Canavan was Hotel Edison’s general manager, with total authority to hire and fire. Clearly, he was the offending employee with respect to Kastrat, so under the standards set forth above, she has asserted a valid claim against both Canavan and Hotel Edison. The ownership interest required for personal liability under the state’s Human Rights Law is not required by NYCHRL. Kennington’s claim based on Sowa’s conduct is less clear-cut. The first amended complaint alleges that Sowa used her personal relationships with Canavan and with the Front Desk Manager to get Kennington fired in retaliation for being spumed by him. While, as defendants suggest, this ‘cat’s paw’ theory is too farfetched even for a claim under NYCHRL, the
complaint also alleges that Hotel Edison and Canavan acquiesced in, encouraged, condoned and ratified Sowa’s sexual harassment of Kennington. Given this allegation, which must be deemed true and meets the traditional standard, the court will not dismiss Kennington’s claims at this stage. With respect to Sowa’s personal liability, her status at Hotel Edison is more dubious, but since she has the title of Assistant Front Desk Manager, the court will allow plaintiffs to explore her managerial responsibilities at trial.
The court also denied defendants’ motion to dismiss plaintiffs’ age discrimination claims. To state a claim for employment discrimination under the State and City Human Rights Laws, each plaintiff was required to show that
(1) [he] is a member of a protected class; (2) [he] was qualified to hold the position; (3) [he] was terminated from employment or suffered another adverse employment action; and (4) the discharge or other adverse action occurred under circumstances giving rise to an inference of discrimination.
Plaintiffs sufficiently alleged these elements:
[Plaintiffs alleged] that defendants were qualified for their respective positions and were fired when they were over 50 years of age, which would satisfy the first three elements. [Plaintiffs alleged the requisite inference of discrimination] by alleging that: Ahearn and Ortiz were fired without cause and replaced with younger, less qualified employees; prior to their termination Canavan told his management staff that he wanted to hire high energy and young and attractive staff, and subsequently hired a disproportionate number of younger staff members to replace older employees, who were disciplined and terminated far more often than the younger ones; defendants condoned and encouraged staff to discriminate against the older workers, taunting them and making age-related jokes; and,
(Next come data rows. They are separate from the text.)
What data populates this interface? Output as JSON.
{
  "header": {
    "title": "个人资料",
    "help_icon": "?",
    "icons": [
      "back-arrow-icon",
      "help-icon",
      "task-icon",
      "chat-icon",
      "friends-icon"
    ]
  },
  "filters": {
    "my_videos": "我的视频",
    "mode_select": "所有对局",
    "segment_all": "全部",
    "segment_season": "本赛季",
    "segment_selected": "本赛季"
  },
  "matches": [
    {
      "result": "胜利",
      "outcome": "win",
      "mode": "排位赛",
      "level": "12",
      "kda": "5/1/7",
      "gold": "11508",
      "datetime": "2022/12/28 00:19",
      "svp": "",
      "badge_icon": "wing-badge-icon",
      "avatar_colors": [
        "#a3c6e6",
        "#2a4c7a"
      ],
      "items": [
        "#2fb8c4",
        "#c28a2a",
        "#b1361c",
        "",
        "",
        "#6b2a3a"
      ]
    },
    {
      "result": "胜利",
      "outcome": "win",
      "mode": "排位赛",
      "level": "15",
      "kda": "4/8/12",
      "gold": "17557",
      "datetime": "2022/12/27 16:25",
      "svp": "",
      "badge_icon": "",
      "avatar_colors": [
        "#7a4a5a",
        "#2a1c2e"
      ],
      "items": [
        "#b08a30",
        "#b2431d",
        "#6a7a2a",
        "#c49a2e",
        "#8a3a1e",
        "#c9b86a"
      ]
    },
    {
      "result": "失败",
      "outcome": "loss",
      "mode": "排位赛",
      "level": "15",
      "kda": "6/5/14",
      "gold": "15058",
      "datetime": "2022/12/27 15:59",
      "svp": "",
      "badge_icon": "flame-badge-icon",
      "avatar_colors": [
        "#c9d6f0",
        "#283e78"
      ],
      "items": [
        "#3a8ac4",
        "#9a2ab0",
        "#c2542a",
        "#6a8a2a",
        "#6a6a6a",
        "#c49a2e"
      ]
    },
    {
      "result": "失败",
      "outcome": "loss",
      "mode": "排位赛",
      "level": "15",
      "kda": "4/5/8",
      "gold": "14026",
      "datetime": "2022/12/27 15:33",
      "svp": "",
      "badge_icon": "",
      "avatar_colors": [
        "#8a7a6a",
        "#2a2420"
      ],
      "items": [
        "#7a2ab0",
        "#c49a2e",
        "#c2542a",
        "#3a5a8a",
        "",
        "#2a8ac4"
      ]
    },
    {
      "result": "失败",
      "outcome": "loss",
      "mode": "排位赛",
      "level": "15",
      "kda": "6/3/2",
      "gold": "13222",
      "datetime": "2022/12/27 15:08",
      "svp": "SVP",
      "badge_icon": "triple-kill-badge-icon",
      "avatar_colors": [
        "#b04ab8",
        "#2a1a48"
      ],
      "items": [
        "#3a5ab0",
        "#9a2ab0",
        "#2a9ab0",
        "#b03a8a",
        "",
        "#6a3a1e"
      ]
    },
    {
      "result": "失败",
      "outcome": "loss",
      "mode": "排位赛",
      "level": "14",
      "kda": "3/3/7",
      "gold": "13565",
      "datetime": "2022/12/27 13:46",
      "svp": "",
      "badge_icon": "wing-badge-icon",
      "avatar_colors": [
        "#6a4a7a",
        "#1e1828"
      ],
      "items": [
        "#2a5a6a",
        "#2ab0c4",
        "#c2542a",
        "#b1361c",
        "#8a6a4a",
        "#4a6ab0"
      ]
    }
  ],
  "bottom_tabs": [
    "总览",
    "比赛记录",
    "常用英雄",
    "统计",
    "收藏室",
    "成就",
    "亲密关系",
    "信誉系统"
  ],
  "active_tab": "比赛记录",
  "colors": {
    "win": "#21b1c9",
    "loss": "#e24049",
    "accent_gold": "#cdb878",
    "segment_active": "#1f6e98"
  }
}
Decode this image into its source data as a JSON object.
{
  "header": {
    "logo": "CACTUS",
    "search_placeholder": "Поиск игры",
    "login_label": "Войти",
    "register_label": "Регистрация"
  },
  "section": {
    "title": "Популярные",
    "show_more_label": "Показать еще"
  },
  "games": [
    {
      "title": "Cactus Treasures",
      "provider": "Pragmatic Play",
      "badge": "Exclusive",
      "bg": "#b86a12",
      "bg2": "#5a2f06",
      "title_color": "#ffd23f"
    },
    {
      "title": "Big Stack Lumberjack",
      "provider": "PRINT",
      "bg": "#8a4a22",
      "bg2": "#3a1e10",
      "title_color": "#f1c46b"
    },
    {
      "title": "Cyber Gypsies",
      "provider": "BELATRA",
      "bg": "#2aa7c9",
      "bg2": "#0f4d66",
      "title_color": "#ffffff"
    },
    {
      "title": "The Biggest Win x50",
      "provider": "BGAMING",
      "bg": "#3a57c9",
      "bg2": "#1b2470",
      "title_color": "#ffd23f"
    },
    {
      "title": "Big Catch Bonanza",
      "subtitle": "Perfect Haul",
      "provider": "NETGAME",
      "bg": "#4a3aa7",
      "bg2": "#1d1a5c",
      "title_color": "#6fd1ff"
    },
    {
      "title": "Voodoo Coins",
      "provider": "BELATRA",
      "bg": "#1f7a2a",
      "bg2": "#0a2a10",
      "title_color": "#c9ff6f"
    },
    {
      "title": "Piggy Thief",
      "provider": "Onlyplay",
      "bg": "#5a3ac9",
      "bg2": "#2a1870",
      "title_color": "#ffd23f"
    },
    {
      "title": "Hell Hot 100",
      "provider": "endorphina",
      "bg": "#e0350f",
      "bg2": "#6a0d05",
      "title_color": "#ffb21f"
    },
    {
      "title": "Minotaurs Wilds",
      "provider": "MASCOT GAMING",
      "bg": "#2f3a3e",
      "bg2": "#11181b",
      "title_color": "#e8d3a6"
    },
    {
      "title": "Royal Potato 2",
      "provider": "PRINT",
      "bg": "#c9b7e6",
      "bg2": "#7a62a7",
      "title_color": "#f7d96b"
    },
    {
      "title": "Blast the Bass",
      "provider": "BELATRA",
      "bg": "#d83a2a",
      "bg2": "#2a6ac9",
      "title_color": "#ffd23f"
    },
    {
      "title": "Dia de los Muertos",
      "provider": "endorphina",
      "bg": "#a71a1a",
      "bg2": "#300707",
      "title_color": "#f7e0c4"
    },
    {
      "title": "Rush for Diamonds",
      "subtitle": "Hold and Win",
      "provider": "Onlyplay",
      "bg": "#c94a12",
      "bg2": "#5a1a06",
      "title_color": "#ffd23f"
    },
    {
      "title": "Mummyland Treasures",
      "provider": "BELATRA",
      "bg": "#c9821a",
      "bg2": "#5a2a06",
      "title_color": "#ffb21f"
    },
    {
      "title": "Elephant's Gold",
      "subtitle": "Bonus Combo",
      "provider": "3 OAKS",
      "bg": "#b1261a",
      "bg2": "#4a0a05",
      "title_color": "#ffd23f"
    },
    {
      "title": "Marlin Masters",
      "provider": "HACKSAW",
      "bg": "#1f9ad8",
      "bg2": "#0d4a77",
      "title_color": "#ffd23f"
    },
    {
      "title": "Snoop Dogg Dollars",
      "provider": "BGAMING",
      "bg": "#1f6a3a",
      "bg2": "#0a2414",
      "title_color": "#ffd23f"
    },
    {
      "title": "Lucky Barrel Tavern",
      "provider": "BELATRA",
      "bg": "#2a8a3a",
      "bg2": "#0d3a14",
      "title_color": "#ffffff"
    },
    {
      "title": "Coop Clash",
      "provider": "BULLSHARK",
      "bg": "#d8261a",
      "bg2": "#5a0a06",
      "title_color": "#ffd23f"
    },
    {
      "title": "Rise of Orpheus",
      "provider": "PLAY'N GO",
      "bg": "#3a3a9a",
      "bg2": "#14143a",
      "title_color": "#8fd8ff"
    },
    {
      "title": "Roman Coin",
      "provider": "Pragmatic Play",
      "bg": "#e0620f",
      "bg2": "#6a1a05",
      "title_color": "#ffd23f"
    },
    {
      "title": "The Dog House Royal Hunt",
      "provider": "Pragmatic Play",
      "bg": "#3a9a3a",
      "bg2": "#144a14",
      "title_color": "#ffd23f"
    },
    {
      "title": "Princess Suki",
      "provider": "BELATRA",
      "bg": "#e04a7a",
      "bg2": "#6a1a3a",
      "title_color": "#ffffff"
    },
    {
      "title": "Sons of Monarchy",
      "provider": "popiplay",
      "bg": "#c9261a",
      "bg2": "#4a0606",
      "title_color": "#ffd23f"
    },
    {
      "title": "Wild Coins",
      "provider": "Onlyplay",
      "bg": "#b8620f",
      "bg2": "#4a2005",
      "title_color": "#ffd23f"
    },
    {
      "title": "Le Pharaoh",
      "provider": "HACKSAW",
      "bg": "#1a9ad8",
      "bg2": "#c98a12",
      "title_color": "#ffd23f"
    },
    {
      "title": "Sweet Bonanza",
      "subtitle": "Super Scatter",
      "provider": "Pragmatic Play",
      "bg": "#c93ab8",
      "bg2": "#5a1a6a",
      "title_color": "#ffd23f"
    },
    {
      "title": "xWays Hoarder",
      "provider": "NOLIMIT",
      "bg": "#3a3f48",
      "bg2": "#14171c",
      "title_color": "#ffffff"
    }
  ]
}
management frequently bad mouth[ed] its older employees, referring to them as stupid, and indicated the hotel needed to hire younger staff.